Under the new system, sites must keep a record of every visitor’s username, email address and password for a year. Plus they have to keep a file of every time the user interacted with the site, and what they did. Oh, and if they’ve got them, their postal addresses and phone numbers, too. All of it, for 12 months.
The files are then to be made available, on request, to all sort of enforcement agencies: the police, fraud investigators, tax officers, social security officials.
Unsurprisingly, perhaps, this has been seen as an invasion of privacy by individuals and an unfair burden by Internet companies — who aren’t keen on so much personal information being required by the government. So what are they doing? Challenging the law in court.
This week, the French Association of Internet Community Services, ASIC, said it is going to the country’s highest court to challenge the rule. The action is supported by a large number of companies — 26 in total — including American giants like Google and eBay, as well as homegrown French services like DailyMotion. They argue that it’s invasive, expensive and was brought in without any real consultation.
“Several elements are problematic,” said Benoit Tabaka, ASIC’s general secretary. “This is a shocking measure.”
This report in Le Figaro also points out their argument that it doesn’t seem to have been conducted in accordance with the broad data retention directives put in place by Europe’s wider administration.
Whatever the outcome, it’s another example of Europe’s inconsistent approach to privacy — for example demanding that people have the chance to erase their digital footprints (”the right to be forgotten”) while at the same time asking search engines to anonymize data after six months.

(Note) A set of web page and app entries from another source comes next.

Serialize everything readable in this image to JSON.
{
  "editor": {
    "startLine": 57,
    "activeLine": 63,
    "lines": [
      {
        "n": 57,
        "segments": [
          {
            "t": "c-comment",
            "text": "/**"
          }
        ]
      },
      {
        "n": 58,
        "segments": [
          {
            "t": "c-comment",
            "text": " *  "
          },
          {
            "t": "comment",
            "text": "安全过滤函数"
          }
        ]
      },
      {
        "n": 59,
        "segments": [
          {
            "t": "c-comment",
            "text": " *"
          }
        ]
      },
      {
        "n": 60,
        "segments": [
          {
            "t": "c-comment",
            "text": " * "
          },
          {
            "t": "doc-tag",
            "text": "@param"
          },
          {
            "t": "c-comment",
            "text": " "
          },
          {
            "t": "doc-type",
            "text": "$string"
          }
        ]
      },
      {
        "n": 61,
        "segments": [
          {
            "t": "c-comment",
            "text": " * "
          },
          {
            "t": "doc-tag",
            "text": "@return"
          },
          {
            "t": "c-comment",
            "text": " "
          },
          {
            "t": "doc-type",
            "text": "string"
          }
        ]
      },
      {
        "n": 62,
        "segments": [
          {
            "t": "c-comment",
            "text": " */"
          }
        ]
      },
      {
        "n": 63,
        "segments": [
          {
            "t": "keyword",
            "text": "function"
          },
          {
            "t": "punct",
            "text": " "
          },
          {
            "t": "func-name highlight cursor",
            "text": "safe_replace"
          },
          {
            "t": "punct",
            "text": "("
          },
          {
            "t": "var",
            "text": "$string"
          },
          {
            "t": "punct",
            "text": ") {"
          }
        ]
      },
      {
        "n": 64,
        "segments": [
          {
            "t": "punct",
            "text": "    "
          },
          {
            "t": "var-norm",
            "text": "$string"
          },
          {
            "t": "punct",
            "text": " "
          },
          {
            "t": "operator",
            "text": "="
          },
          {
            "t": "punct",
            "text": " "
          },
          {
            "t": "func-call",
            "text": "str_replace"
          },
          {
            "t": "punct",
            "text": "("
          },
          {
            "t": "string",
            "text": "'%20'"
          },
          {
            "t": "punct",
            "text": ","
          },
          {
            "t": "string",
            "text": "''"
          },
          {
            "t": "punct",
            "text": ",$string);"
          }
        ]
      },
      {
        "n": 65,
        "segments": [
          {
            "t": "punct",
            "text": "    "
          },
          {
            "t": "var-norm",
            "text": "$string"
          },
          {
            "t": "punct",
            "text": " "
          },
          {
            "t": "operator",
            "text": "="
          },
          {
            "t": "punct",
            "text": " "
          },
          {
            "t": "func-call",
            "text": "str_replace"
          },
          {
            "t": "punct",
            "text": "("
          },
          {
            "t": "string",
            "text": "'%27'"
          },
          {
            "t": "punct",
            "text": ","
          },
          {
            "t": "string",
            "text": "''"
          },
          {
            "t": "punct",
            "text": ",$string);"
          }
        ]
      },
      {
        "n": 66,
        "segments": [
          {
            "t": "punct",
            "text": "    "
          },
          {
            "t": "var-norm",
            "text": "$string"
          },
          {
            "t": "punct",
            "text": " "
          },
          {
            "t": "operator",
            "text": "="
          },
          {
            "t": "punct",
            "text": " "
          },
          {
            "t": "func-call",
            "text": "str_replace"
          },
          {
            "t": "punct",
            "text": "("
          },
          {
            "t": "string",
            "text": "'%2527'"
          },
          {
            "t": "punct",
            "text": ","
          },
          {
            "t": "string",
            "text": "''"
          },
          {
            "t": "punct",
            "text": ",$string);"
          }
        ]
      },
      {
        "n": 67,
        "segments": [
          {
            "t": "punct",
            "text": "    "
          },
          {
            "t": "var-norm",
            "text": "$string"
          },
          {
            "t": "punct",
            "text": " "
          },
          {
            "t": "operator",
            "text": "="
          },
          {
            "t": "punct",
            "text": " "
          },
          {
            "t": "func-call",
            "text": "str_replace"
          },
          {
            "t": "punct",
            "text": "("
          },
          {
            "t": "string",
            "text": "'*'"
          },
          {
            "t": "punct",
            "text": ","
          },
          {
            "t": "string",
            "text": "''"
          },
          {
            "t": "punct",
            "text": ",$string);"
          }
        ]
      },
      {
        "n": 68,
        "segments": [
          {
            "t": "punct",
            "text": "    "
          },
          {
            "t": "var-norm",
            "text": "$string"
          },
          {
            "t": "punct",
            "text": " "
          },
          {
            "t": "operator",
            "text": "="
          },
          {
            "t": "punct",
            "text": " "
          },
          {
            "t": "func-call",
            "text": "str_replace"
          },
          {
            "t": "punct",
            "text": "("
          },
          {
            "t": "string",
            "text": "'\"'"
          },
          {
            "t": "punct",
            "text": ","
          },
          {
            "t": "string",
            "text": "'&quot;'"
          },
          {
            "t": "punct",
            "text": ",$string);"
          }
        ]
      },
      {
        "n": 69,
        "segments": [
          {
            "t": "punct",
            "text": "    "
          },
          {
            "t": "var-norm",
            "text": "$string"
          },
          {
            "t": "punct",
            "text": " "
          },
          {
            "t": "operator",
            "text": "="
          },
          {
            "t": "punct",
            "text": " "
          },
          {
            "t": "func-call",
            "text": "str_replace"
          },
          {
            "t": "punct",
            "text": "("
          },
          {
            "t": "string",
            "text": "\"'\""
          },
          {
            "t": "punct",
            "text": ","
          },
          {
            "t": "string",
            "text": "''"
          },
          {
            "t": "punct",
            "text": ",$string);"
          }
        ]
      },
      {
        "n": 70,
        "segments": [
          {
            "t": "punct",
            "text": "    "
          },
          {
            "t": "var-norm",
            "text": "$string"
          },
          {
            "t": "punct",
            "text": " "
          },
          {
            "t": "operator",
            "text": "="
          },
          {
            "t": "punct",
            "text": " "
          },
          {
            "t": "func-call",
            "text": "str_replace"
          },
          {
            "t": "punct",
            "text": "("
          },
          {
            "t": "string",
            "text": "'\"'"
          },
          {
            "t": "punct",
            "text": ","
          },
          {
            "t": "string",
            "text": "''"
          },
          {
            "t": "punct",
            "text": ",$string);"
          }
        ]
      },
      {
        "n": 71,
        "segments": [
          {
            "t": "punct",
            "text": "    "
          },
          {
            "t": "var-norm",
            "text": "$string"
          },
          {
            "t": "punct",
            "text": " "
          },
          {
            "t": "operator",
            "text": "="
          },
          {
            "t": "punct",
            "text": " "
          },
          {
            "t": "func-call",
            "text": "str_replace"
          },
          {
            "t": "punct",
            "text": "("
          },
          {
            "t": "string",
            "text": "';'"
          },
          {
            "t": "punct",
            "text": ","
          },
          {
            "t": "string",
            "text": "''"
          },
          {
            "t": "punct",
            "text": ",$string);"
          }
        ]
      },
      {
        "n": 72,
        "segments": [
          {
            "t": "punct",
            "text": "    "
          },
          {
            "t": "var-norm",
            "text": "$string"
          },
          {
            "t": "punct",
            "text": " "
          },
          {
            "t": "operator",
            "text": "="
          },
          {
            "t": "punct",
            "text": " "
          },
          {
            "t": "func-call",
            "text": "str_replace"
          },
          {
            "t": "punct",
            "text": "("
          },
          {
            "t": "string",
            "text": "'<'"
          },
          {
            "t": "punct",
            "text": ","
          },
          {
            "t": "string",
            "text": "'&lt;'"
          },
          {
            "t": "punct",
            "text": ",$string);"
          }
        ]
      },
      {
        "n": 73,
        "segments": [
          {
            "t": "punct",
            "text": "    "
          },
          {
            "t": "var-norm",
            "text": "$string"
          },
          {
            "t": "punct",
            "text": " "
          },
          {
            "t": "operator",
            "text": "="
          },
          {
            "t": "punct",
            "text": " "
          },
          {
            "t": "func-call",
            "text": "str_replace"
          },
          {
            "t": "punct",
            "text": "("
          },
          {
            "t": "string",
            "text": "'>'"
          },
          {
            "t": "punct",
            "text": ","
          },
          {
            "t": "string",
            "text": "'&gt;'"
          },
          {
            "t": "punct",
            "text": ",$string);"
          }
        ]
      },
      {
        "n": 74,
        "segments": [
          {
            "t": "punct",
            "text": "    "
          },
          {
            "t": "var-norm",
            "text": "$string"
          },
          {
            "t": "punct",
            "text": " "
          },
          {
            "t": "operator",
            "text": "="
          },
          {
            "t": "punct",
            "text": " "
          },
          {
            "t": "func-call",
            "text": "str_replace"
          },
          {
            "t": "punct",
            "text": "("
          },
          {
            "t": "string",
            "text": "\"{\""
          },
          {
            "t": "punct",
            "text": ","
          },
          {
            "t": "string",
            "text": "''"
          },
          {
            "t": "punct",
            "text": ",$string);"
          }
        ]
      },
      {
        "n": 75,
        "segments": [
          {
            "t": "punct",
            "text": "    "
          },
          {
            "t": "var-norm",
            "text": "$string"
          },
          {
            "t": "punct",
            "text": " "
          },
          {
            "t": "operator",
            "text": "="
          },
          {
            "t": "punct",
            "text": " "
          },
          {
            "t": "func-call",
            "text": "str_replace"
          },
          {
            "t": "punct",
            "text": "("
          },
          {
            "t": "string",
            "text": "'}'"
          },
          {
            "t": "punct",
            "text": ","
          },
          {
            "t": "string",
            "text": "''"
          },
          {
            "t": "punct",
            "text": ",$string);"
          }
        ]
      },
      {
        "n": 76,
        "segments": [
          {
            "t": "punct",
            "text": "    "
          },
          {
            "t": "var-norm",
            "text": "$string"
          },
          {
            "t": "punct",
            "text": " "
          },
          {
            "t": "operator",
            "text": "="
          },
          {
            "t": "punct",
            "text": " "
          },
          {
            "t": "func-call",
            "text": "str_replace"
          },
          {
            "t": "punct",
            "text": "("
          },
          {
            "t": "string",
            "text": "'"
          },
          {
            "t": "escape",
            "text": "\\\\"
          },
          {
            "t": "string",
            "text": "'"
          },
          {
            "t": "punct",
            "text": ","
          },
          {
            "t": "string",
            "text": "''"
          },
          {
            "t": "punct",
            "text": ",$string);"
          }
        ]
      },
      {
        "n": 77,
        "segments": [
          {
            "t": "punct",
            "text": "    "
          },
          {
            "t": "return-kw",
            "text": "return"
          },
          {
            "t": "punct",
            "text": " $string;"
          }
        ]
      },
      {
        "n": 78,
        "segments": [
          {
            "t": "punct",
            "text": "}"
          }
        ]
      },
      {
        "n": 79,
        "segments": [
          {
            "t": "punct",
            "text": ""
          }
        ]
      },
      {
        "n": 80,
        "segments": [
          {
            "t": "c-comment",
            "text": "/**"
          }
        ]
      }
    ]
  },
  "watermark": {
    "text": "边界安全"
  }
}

In general, the continent’s attitude seems to be toward a high degree of personal privacy, but the rapid rise of the Internet has left governments confused, concerned and powerless. Combined with legislation brought in to try and prevent terrorist attacks, this has created a confusing mishmash of approaches — though few as drastic as the French example.